§ Required work: The number of lines containing the word "posts" is all you should give; count them in the records below.

──────────────────────────────

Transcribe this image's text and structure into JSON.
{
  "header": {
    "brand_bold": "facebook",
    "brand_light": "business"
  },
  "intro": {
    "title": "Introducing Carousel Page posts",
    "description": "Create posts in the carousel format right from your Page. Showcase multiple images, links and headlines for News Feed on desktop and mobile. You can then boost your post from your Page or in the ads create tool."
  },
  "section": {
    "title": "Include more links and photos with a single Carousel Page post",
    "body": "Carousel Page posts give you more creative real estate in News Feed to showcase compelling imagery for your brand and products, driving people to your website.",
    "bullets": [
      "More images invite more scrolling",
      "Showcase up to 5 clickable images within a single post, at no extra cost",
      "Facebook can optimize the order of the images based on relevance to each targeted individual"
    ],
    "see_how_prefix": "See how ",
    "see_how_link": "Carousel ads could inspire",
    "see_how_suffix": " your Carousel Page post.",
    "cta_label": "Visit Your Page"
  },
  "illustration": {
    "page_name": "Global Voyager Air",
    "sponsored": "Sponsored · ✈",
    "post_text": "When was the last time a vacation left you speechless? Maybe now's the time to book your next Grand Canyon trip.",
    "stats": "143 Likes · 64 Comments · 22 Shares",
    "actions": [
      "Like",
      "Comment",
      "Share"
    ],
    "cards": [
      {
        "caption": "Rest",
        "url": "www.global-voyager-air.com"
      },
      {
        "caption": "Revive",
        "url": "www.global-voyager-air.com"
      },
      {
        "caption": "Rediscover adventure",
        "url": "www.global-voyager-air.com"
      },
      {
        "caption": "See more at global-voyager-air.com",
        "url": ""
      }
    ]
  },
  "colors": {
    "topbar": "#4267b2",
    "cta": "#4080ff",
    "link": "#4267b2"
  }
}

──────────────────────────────

§ Answer to this exercise: 3